Easylife offers trial subscriptions to its customers, which they can accept while placing their order or by being contacted via their partner call centre. The trial subscription costs either £1.99 or £2.99, depending on the offer taken, and customers receive literature through the post informing them of the start of the trial and a welcome pack.
Once the trial starts, customers have 14 days to decide whether to subscribe or not. If they do not want to subscribe, they have to call, email or post back the welcome pack. If they fail to do so, they will be charged for the yearly subscription.
If customers agree to take the trial, they will be charged the trial amount and then receive literature through the post informing them of the start of the trial and a welcome pack. The customers have 14 days to decide, after which they will be charged for the yearly subscription. If the customer gets charged and wants to cancel, they can either contact Easylife's partners directly (with the contact details they receive by post) or they can call Easylife. Once the customer requests their refund, they should get it within five to seven days.
However, some customers have reported difficulties in obtaining refunds from Easylife. For example, a customer who did not want to receive a discount card from Easylife was charged £2.99 for the card's delivery. When she requested a refund, the Easylife staff member became patronising and said that the matter would be taken up with head office, which would listen to the recording of the first phone call. The customer was promised a response within seven days but did not receive any communication for two weeks.
Another customer received a letter from Easylife about Easylife Supercard membership services. The customer realised that, were she to use the unwanted discount card, she would be committing herself to the annual £69.99 fee. She sent the card back along with everything else she had been sent from Easylife. However, this led to Easylife debiting her account with £2.99, which infuriated her.

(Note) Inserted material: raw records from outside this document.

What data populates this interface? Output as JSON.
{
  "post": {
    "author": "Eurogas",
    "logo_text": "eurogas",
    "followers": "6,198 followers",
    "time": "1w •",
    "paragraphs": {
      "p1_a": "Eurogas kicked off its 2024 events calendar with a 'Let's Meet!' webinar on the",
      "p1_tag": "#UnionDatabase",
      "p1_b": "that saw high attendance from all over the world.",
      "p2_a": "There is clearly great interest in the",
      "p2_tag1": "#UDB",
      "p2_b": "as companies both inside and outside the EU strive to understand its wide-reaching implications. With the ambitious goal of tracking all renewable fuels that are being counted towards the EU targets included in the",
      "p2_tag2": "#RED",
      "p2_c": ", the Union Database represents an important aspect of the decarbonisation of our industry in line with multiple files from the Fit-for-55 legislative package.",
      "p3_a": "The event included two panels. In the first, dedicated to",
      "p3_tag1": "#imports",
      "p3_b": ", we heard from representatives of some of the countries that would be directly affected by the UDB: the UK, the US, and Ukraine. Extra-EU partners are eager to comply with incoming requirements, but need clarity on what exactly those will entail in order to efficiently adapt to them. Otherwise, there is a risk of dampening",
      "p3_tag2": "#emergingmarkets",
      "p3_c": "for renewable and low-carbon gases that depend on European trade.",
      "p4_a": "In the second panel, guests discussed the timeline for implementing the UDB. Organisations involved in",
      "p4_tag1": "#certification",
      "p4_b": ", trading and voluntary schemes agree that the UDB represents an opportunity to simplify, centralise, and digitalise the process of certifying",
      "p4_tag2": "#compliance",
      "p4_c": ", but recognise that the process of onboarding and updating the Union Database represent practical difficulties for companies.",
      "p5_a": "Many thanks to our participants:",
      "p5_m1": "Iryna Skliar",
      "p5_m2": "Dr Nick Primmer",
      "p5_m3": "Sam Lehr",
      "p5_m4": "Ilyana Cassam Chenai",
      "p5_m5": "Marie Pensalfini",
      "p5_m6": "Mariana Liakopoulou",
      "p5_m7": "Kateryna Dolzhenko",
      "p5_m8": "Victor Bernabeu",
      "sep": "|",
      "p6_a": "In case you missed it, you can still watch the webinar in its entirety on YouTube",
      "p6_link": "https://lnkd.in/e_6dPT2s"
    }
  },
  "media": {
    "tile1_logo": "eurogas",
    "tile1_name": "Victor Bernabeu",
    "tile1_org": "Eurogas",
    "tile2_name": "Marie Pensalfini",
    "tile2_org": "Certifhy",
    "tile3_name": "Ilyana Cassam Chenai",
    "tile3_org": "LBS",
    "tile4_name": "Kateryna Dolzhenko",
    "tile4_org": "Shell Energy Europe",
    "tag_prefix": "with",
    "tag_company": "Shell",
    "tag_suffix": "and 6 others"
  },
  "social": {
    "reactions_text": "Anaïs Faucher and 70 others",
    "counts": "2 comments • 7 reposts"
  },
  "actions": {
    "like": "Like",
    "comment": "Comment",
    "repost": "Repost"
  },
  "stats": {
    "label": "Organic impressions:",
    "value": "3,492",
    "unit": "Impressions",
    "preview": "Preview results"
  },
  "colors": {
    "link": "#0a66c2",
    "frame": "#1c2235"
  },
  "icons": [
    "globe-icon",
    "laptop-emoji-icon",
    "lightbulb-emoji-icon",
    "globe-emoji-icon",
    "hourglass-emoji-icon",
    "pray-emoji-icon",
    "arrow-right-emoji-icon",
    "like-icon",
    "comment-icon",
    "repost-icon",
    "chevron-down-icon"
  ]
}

Customers who have been charged and want to cancel their subscription can either contact Easylife's partners directly or call Easylife. Once the customer requests their refund, they should get it within five to seven days. However, if customers have difficulty obtaining refunds, they should quote the above information to Easylife.